Another objective is demonstrating SMART’s prowess as a platform for testing Autonomous Flight Safety System (AFSS) software. The technology, being developed by Wallops engineers, would order a rocket to self-destruct if it swerved off course during launch. Traditionally, range-safety officials use radar from ground stations to track flight vehicles and ground-based command systems to abort wayward rockets. Automating these systems may reduce costs and enhance public safety, Esper said.
SMART is ideal for this application because it couples SpaceCube’s processing powers with advanced avionics systems, Esper added. It also comes equipped with an inertial measurement unit and a GPS receiver to determine its precise attitude, location and velocity at all times during the launch. With the avionics data, SpaceCube would run the software to analyze whether the rocket had veered off course. If it had, the software would initiate an abort command.
Also onboard SMART is the Wallops-developed Low Cost Telemetry Transmitter (LCT2), another range-safety technology. The goal with this technology is to eventually eliminate the need for tracking stations down-range, saving money and providing rapid access to vehicle-performance data anywhere, anytime.
Another emerging new technology installed on SMART is an electrohydrodynamic-based thermal control unit. The technology uses electric fields to pump coolant through tiny ducts inside a thermal cold plate. The advantage is that the system requires no moving parts, just electrodes to apply the voltage to move the coolant.

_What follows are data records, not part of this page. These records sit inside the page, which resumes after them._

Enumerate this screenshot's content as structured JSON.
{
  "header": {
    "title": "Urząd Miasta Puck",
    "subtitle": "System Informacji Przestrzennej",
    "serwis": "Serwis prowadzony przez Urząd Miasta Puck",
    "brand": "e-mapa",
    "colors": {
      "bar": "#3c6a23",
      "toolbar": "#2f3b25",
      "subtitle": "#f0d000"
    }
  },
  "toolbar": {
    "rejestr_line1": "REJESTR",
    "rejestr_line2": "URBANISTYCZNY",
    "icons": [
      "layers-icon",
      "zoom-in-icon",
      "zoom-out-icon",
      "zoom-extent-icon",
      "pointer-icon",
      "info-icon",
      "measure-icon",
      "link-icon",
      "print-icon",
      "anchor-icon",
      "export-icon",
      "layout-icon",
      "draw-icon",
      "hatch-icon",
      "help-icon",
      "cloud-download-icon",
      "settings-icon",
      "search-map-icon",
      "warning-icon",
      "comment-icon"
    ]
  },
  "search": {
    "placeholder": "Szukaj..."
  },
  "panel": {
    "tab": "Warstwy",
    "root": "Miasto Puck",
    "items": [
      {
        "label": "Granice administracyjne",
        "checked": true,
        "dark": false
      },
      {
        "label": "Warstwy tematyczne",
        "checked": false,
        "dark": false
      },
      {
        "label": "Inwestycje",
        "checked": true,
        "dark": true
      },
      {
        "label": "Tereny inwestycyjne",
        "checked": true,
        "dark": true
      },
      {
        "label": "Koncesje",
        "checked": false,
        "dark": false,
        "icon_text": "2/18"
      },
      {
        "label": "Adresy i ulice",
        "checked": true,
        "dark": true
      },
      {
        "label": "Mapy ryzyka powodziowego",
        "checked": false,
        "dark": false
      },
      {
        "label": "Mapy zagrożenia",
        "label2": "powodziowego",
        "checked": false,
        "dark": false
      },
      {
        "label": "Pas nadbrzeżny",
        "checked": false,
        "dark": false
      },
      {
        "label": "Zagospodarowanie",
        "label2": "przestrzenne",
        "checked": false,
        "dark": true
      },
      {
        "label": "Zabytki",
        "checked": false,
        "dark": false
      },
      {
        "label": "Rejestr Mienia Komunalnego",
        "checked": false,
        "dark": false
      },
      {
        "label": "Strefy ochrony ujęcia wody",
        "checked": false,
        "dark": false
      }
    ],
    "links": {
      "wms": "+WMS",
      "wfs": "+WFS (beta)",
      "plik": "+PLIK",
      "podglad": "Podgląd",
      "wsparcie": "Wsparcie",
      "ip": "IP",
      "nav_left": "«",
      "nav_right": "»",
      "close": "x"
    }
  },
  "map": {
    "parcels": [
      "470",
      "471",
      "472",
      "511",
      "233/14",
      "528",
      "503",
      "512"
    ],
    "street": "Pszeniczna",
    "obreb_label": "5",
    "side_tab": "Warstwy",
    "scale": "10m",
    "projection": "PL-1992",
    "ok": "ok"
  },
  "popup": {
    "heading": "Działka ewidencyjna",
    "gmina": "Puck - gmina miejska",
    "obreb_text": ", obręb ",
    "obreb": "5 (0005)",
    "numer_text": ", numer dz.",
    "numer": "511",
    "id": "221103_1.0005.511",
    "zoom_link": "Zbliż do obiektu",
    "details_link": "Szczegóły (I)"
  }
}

The SMART launch will be webcast, beginning at 6 a.m. on launch day, on the Internet at: http://sites.wff.nasa.gov/webcast
An additional feature on the electrohydrodynamic-based thermal control unit "Making Hot, Way Cool" can be found at: http://www.nasa.gov/topics/technology/features/thermal-control-tech.html